Pennsylvania does not recognize a common law tort claim for bad faith. D’Ambrosio v. Pennsylvania Nat’l Mut. Cas. Ins. Co., 431 A.2d 966, 970 (Pa. 1981). However, a contractual claim for bad faith does exist. Birth Center v. St. Paul Cos., 787 A.2d 376 (Pa. 2001).
A statutory bad faith cause of action may be brought under Pennsylvania’s bad faith statute, 42 Pa. C.S. § 8371. However, it only applies to insureds; thus, a third party does not have a direct action against the insurer absent an express written assignment from the insured. Brown v. Candelora, 708 A.2d 104 (Pa. Super. 1998). Pennsylvania has a direct action statute for claimants who cannot collect on a judgment against a bankrupt or insolvent insured, but recovery is limited to the limits of the policy. 40 P.S. § 117. It is also worth noting that policy provisions prohibiting the transfer or assignment of rights under insurance policies are generally enforced in Pennsylvania.
Pennsylvania’s bad faith statute, 42 Pa. C.S. § 8371, provides:
In an action arising under an insurance policy, if the court finds that the insurer has acted in bad faith toward the insured, the court may take all of the following actions:
1. Award interest on the amount of the claim from the date the claim was made by the insured in an amount equal to the prime rate of interest plus 3%.
2. Award punitive damages against the insurer.

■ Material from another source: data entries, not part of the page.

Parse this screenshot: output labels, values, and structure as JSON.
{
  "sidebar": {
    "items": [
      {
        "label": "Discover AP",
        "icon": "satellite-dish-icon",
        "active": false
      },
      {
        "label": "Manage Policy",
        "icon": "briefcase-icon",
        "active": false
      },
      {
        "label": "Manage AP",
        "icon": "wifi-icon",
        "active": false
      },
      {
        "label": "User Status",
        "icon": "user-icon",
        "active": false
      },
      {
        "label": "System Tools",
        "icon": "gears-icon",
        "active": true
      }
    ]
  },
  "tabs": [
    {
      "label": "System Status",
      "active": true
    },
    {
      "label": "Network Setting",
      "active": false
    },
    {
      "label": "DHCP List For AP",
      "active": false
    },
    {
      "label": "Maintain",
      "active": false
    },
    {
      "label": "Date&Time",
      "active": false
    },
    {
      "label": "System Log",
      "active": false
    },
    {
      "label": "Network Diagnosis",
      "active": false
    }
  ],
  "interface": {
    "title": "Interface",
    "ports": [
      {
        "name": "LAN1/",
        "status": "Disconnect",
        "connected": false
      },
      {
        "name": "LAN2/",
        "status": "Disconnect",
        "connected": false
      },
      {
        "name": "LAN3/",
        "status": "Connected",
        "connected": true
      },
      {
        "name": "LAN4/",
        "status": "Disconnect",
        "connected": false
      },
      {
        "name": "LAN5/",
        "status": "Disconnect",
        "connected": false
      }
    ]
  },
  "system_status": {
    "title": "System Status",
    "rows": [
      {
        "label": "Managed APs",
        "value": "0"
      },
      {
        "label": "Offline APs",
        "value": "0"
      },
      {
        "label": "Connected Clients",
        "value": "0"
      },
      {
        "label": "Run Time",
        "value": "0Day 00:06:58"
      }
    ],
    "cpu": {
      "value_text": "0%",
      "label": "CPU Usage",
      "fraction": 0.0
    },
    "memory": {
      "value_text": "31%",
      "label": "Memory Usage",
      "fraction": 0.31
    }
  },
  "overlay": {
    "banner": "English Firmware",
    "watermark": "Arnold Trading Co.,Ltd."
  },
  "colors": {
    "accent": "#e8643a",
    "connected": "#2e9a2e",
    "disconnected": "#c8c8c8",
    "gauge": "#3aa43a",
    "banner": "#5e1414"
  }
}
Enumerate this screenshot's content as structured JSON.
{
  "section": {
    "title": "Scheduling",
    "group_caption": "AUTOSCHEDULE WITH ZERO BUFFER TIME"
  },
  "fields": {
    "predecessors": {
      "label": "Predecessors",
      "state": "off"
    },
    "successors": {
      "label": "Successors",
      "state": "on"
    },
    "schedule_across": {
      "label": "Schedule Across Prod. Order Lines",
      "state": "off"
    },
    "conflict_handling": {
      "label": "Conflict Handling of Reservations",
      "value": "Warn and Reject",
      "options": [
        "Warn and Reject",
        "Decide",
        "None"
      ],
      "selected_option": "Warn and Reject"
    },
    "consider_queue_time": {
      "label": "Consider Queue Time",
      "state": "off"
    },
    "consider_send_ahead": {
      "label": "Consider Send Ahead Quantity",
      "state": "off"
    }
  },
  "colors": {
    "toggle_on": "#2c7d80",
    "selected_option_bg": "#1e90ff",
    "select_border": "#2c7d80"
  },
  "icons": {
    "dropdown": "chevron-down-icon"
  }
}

3. Assess court costs and attorney fees against the insurer.
Pennsylvania’s Unfair Insurance Practices Act, 40 P.S. §§ 1171.1, et seq. does not permit a private cause of action. While, some courts have considered violations of its provisions as evidence of bad faith, this approach has not yet been adopted by the Pennsylvania Supreme Court.
The Pennsylvania legislature did not provide a definition of bad faith, as that term is used in section 8371, nor did it set forth the manner in which an insured must prove bad faith. While our Supreme Court has not yet addressed these issues, this Court has ruled that, to succeed on a bad faith claim, the insured must present clear and convincing evidence to satisfy a two part test: (1) the insurer did not have a reasonable basis for denying benefits under the policy, and (2) the insurer knew of or recklessly disregarded its lack of reasonable basis in denying the claim. Rancosky v. Wash. Nat'l Ins. Co., 130 A.3d 79, 92 (Pa. Super. 2015). citing Terletsky v. Prudential Prop. and Cas. Ins. Co., 437 Pa. Super. 108, 649 A.2d 680, 688 (Pa. Super. 1994). Merely negligent conduct, however harmful to the interests of the insured, is recognized by Pennsylvania courts to be categorically below the threshold required for a showing of bad faith. Greene v. United Servs. Auto. Ass'n, 2007 PA Super 344, 936 A.2d 1178, 1190-91 (Pa. Super. 2007).
Under Pennsylvania’s bad faith statute, an insured may recover interest (prime rate) plus 3%, punitive damages and court costs and attorney’s fees. Compensatory damages are recoverable for contractual bad faith.
While a finding of bad faith does not compel an award of punitive damages, it does allow for the award without additional proof, subject to the trial court's exercise of discretion. Hollock v. Erie Ins. Exch., 2004 PA Super 13, P26, 842 A.2d 409, 419 (2004). In other words, it is left to the trial court’s discretion to determine if an award of punitive damages is warranted. The same factors apply as those in determining if the insurer acted in bad faith.
"[T]he standard under which punitive damages are measured in Pennsylvania requires analysis of the following factors: (1) the character of the act; (2) the nature and extent of the harm; and (3) the wealth of the defendant." Pioneer Comm. Funding Corp. v. Am. Fin. Mortg. Corp., 2002 PA Super 68, 797 A.2d 269, 290 (Pa. Super. 2002).
Chartwell Law represents the interests of insurers and employers, as such, we continue to continue to monitor the legal landscape. If you have any questions about issues associated with right of action for bad faith claims, our attorneys are available to help. Please contact your Chartwell Law attorney.